I thought you might enjoy this article about how the show’s success came about via word of mouth, particularly through social media. Nathan Edelsburg of Lost Remote spoke with executives Olivia Wong and Kevin Dando about how PBS helped boost the profile of the show via Facebook, Twitter, and other social media applications. An excerpt:
LR: When did you start to see how passionate the fans were? Where are they most passionate on social media?
OW: We’ve always known that our Masterpiece fans have been extremely passionate (via direct e-mail feedback and on Facebook and Twitter). The real moment when we crossed over from a cult hit to a main-stream phenomenon was when we began to see celebrity devotee comments and all the fan mash-ups and tributes online. It suddenly went to another level.
Read the full interview: How social media helped make ‘Downton Abbey’ a hit PBS show. And, if you haven’t already, check out PAPERMAG’s spread of Downton Abbey stars out of costume. I’m a particular fan of Mr. Carson in bicycle-riding attire.
“The recurring motif in cinema of a freshly finished manuscript being scattered by the wind or burned in a fire is far more savage a drama than the computer crash that modern authors contend with.” So contends Pacific Northwest Booksellers Association award-winner Craig Thompson in this brief reflection on traveling with print books.
I just returned from a three-month book tour and was discouraged to see eBooks as the requisite travel accessory, the airports littered with travelers hunched over smart phones and Kindles and iPads. It’s true, Bolaño’s 2666 takes up a lot of space in your carry-on bag, but that’s the point! It’s like a pet that requires a 5am walk. The heft is a symbol of commitment —a marriage band.
I have to admit I agreed with him right up until the point where I got a Kindle for Christmas. What say you, readers?
Brian Joseph Davis shows us the face of The Misfit, Edward Rochester, Emma Bovary, and more – using the latest technology. Readers are invited to submit descriptive passages from literary works to Davis’ website, where he uses law enforcement composite sketch software to bring the characters to life.

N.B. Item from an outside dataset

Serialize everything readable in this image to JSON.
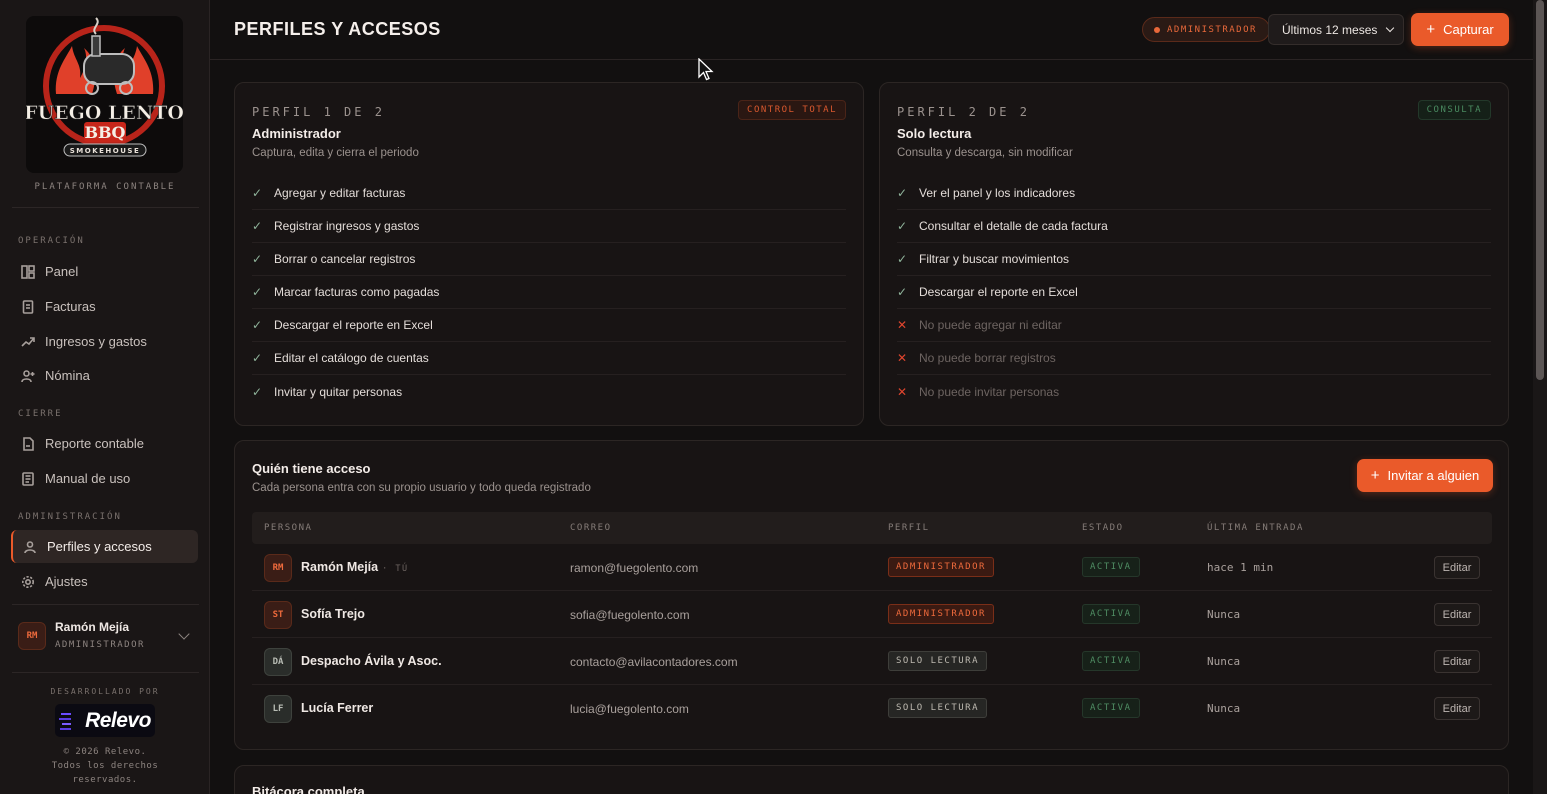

Tour the gallery (we were intrigued by the “silver fox” appearance of The Misfit, in keeping with our latest issue’s focus on Flannery) and submit your own ideas at http://thecomposites.tumblr.com/.
What do you think of the sketches so far – are they just as you pictured?